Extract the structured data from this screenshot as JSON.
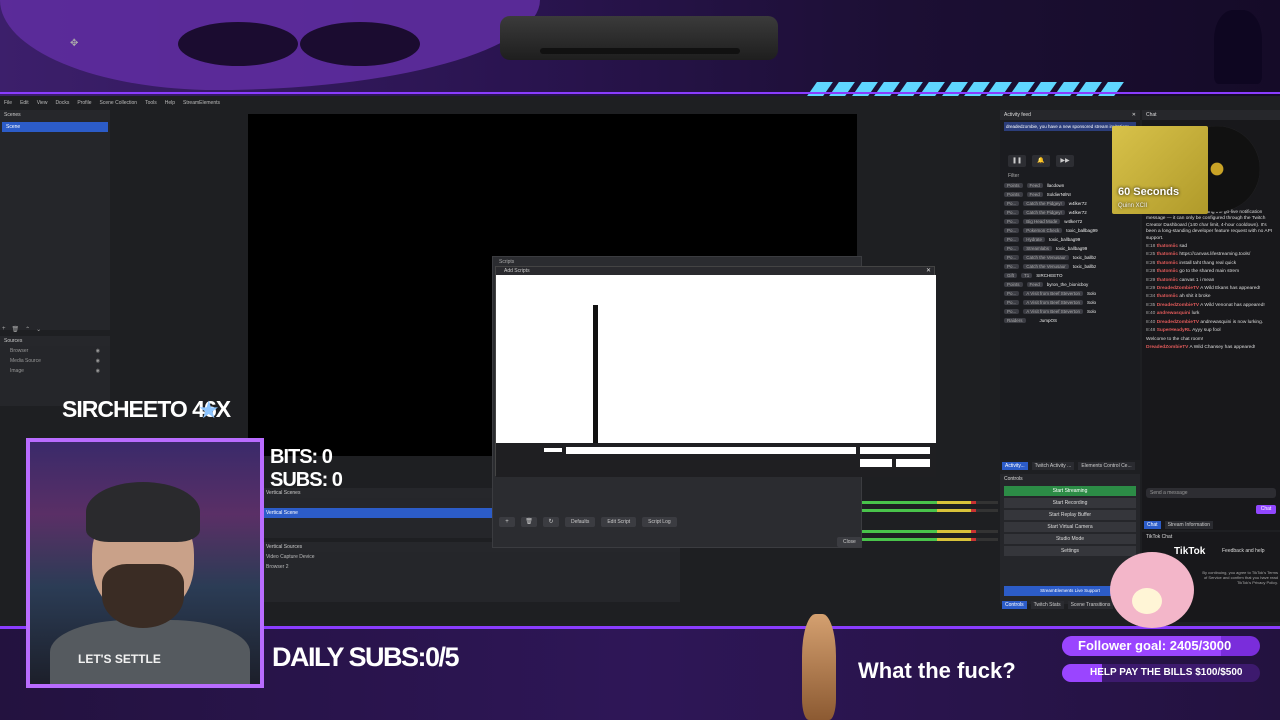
{
  "obs": {
    "menu": [
      "File",
      "Edit",
      "View",
      "Docks",
      "Profile",
      "Scene Collection",
      "Tools",
      "Help",
      "StreamElements"
    ],
    "scenes_title": "Scenes",
    "scene_selected": "Scene",
    "sources_title": "Sources",
    "sources": [
      "Browser",
      "Media Source",
      "Image"
    ],
    "vertical_scenes_title": "Vertical Scenes",
    "vertical_scene_selected": "Vertical Scene",
    "vertical_sources_title": "Vertical Sources",
    "vertical_sources": [
      "Video Capture Device",
      "Browser 2"
    ]
  },
  "scripts_dialog": {
    "title": "Scripts",
    "buttons": [
      "Defaults",
      "Edit Script",
      "Script Log"
    ],
    "close_label": "Close",
    "add_dialog_title": "Add Scripts"
  },
  "activity_feed": {
    "title": "Activity feed",
    "banner": "dreadedzombie, you have a new sponsored stream invitation!",
    "filter_label": "Filter",
    "rows": [
      {
        "tag": "Points",
        "tag2": "Feed",
        "name": "llacdown"
      },
      {
        "tag": "Points",
        "tag2": "Feed",
        "name": "SoldierNIlNI"
      },
      {
        "tag": "Po...",
        "tag2": "Catch the Pidgey!",
        "name": "w4lker72"
      },
      {
        "tag": "Po...",
        "tag2": "Catch the Pidgey!",
        "name": "w4lker72"
      },
      {
        "tag": "Po...",
        "tag2": "Big Head Mode",
        "name": "w4lker72"
      },
      {
        "tag": "Po...",
        "tag2": "Pokemon Check",
        "name": "toxic_ballbag99"
      },
      {
        "tag": "Po...",
        "tag2": "Hydrate",
        "name": "toxic_ballbag99"
      },
      {
        "tag": "Po...",
        "tag2": "Streamlabs",
        "name": "toxic_ballbag99"
      },
      {
        "tag": "Po...",
        "tag2": "Catch the Venusaur",
        "name": "toxic_ballbz"
      },
      {
        "tag": "Po...",
        "tag2": "Catch the Venusaur",
        "name": "toxic_ballbz"
      },
      {
        "tag": "Gift",
        "tag2": "T1",
        "name": "SIRCHEETO"
      },
      {
        "tag": "Points",
        "tag2": "Feed",
        "name": "byron_the_bionicboy"
      },
      {
        "tag": "Po...",
        "tag2": "A Visit from Beef Steverton",
        "name": "Solo"
      },
      {
        "tag": "Po...",
        "tag2": "A Visit from Beef Steverton",
        "name": "Solo"
      },
      {
        "tag": "Po...",
        "tag2": "A Visit from Beef Steverton",
        "name": "Solo"
      },
      {
        "tag": "Raiders",
        "tag2": "",
        "name": "JumpOS"
      }
    ],
    "tabs": [
      "Activity...",
      "Twitch Activity ...",
      "Elements Control Ce..."
    ]
  },
  "controls": {
    "title": "Controls",
    "buttons": [
      "Start Streaming",
      "Start Recording",
      "Start Replay Buffer",
      "Start Virtual Camera",
      "Studio Mode",
      "Settings"
    ],
    "live_support": "StreamElements Live Support",
    "tabs": [
      "Controls",
      "Twitch Stats",
      "Scene Transitions"
    ]
  },
  "chat": {
    "title": "Chat",
    "messages": [
      {
        "time": "",
        "user": "",
        "text": "There's no Twitch API for setting the go-live notification message — it can only be configured through the Twitch Creator Dashboard (140 char limit, 4-hour cooldown). It's been a long-standing developer feature request with no API support."
      },
      {
        "time": "8:18",
        "user": "thatomiic",
        "text": "sad"
      },
      {
        "time": "8:25",
        "user": "thatomiic",
        "text": "https://canvas.lifestreaming.tools/"
      },
      {
        "time": "8:26",
        "user": "thatomiic",
        "text": "install taht thang real quick"
      },
      {
        "time": "8:28",
        "user": "thatomiic",
        "text": "go to the shared main strem"
      },
      {
        "time": "8:29",
        "user": "thatomiic",
        "text": "canvas 1 i mean"
      },
      {
        "time": "8:29",
        "user": "DreadedZombieTV",
        "text": "A Wild Ekans has appeared!"
      },
      {
        "time": "8:34",
        "user": "thatomiic",
        "text": "ah shit it broke"
      },
      {
        "time": "8:35",
        "user": "DreadedZombieTV",
        "text": "A Wild Venonat has appeared!"
      },
      {
        "time": "8:40",
        "user": "andrewasquini",
        "text": "lurk"
      },
      {
        "time": "8:40",
        "user": "DreadedZombieTV",
        "text": "andrewasquini is now lurking."
      },
      {
        "time": "8:48",
        "user": "SuperHeadyRL",
        "text": "Ayyy sup fool"
      },
      {
        "time": "",
        "user": "",
        "text": "Welcome to the chat room!"
      },
      {
        "time": "",
        "user": "DreadedZombieTV",
        "text": "A Wild Chansey has appeared!"
      }
    ],
    "input_placeholder": "Send a message",
    "send_label": "Chat",
    "tabs": [
      "Chat",
      "Stream Information"
    ],
    "tiktok_title": "TikTok Chat",
    "tiktok_logo": "TikTok",
    "tiktok_help": "Feedback and help",
    "tiktok_terms": "By continuing, you agree to TikTok's Terms of Service and confirm that you have read TikTok's Privacy Policy."
  },
  "now_playing": {
    "title": "60 Seconds",
    "artist": "Quinn XCII"
  },
  "overlay": {
    "streamer_name": "SIRCHEETO",
    "streamer_badge": "46X",
    "bits": "BITS: 0",
    "subs": "SUBS: 0",
    "daily_subs": "DAILY SUBS:0/5",
    "caption": "What the fuck?",
    "shirt_text": "LET'S SETTLE",
    "follower_goal": "Follower goal:  2405/3000",
    "follower_progress": 0.8017,
    "bills_goal": "HELP PAY THE BILLS  $100/$500",
    "bills_progress": 0.2
  },
  "colors": {
    "accent": "#8a3cff",
    "obs_blue": "#2c5cc8",
    "stream_green": "#2c8c46",
    "stripe_cyan": "#5fd6ff"
  }
}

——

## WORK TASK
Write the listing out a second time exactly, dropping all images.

## WORKED SOLUTION
Extract the structured data from this screenshot as JSON.
{
  "obs": {
    "menu": [
      "File",
      "Edit",
      "View",
      "Docks",
      "Profile",
      "Scene Collection",
      "Tools",
      "Help",
      "StreamElements"
    ],
    "scenes_title": "Scenes",
    "scene_selected": "Scene",
    "sources_title": "Sources",
    "sources": [
      "Browser",
      "Media Source",
      "Image"
    ],
    "vertical_scenes_title": "Vertical Scenes",
    "vertical_scene_selected": "Vertical Scene",
    "vertical_sources_title": "Vertical Sources",
    "vertical_sources": [
      "Video Capture Device",
      "Browser 2"
    ]
  },
  "scripts_dialog": {
    "title": "Scripts",
    "buttons": [
      "Defaults",
      "Edit Script",
      "Script Log"
    ],
    "close_label": "Close",
    "add_dialog_title": "Add Scripts"
  },
  "activity_feed": {
    "title": "Activity feed",
    "banner": "dreadedzombie, you have a new sponsored stream invitation!",
    "filter_label": "Filter",
    "rows": [
      {
        "tag": "Points",
        "tag2": "Feed",
        "name": "llacdown"
      },
      {
        "tag": "Points",
        "tag2": "Feed",
        "name": "SoldierNIlNI"
      },
      {
        "tag": "Po...",
        "tag2": "Catch the Pidgey!",
        "name": "w4lker72"
      },
      {
        "tag": "Po...",
        "tag2": "Catch the Pidgey!",
        "name": "w4lker72"
      },
      {
        "tag": "Po...",
        "tag2": "Big Head Mode",
        "name": "w4lker72"
      },
      {
        "tag": "Po...",
        "tag2": "Pokemon Check",
        "name": "toxic_ballbag99"
      },
      {
        "tag": "Po...",
        "tag2": "Hydrate",
        "name": "toxic_ballbag99"
      },
      {
        "tag": "Po...",
        "tag2": "Streamlabs",
        "name": "toxic_ballbag99"
      },
      {
        "tag": "Po...",
        "tag2": "Catch the Venusaur",
        "name": "toxic_ballbz"
      },
      {
        "tag": "Po...",
        "tag2": "Catch the Venusaur",
        "name": "toxic_ballbz"
      },
      {
        "tag": "Gift",
        "tag2": "T1",
        "name": "SIRCHEETO"
      },
      {
        "tag": "Points",
        "tag2": "Feed",
        "name": "byron_the_bionicboy"
      },
      {
        "tag": "Po...",
        "tag2": "A Visit from Beef Steverton",
        "name": "Solo"
      },
      {
        "tag": "Po...",
        "tag2": "A Visit from Beef Steverton",
        "name": "Solo"
      },
      {
        "tag": "Po...",
        "tag2": "A Visit from Beef Steverton",
        "name": "Solo"
      },
      {
        "tag": "Raiders",
        "tag2": "",
        "name": "JumpOS"
      }
    ],
    "tabs": [
      "Activity...",
      "Twitch Activity ...",
      "Elements Control Ce..."
    ]
  },
  "controls": {
    "title": "Controls",
    "buttons": [
      "Start Streaming",
      "Start Recording",
      "Start Replay Buffer",
      "Start Virtual Camera",
      "Studio Mode",
      "Settings"
    ],
    "live_support": "StreamElements Live Support",
    "tabs": [
      "Controls",
      "Twitch Stats",
      "Scene Transitions"
    ]
  },
  "chat": {
    "title": "Chat",
    "messages": [
      {
        "time": "",
        "user": "",
        "text": "There's no Twitch API for setting the go-live notification message — it can only be configured through the Twitch Creator Dashboard (140 char limit, 4-hour cooldown). It's been a long-standing developer feature request with no API support."
      },
      {
        "time": "8:18",
        "user": "thatomiic",
        "text": "sad"
      },
      {
        "time": "8:25",
        "user": "thatomiic",
        "text": "https://canvas.lifestreaming.tools/"
      },
      {
        "time": "8:26",
        "user": "thatomiic",
        "text": "install taht thang real quick"
      },
      {
        "time": "8:28",
        "user": "thatomiic",
        "text": "go to the shared main strem"
      },
      {
        "time": "8:29",
        "user": "thatomiic",
        "text": "canvas 1 i mean"
      },
      {
        "time": "8:29",
        "user": "DreadedZombieTV",
        "text": "A Wild Ekans has appeared!"
      },
      {
        "time": "8:34",
        "user": "thatomiic",
        "text": "ah shit it broke"
      },
      {
        "time": "8:35",
        "user": "DreadedZombieTV",
        "text": "A Wild Venonat has appeared!"
      },
      {
        "time": "8:40",
        "user": "andrewasquini",
        "text": "lurk"
      },
      {
        "time": "8:40",
        "user": "DreadedZombieTV",
        "text": "andrewasquini is now lurking."
      },
      {
        "time": "8:48",
        "user": "SuperHeadyRL",
        "text": "Ayyy sup fool"
      },
      {
        "time": "",
        "user": "",
        "text": "Welcome to the chat room!"
      },
      {
        "time": "",
        "user": "DreadedZombieTV",
        "text": "A Wild Chansey has appeared!"
      }
    ],
    "input_placeholder": "Send a message",
    "send_label": "Chat",
    "tabs": [
      "Chat",
      "Stream Information"
    ],
    "tiktok_title": "TikTok Chat",
    "tiktok_logo": "TikTok",
    "tiktok_help": "Feedback and help",
    "tiktok_terms": "By continuing, you agree to TikTok's Terms of Service and confirm that you have read TikTok's Privacy Policy."
  },
  "now_playing": {
    "title": "60 Seconds",
    "artist": "Quinn XCII"
  },
  "overlay": {
    "streamer_name": "SIRCHEETO",
    "streamer_badge": "46X",
    "bits": "BITS: 0",
    "subs": "SUBS: 0",
    "daily_subs": "DAILY SUBS:0/5",
    "caption": "What the fuck?",
    "shirt_text": "LET'S SETTLE",
    "follower_goal": "Follower goal:  2405/3000",
    "follower_progress": 0.8017,
    "bills_goal": "HELP PAY THE BILLS  $100/$500",
    "bills_progress": 0.2
  },
  "colors": {
    "accent": "#8a3cff",
    "obs_blue": "#2c5cc8",
    "stream_green": "#2c8c46",
    "stripe_cyan": "#5fd6ff"
  }
}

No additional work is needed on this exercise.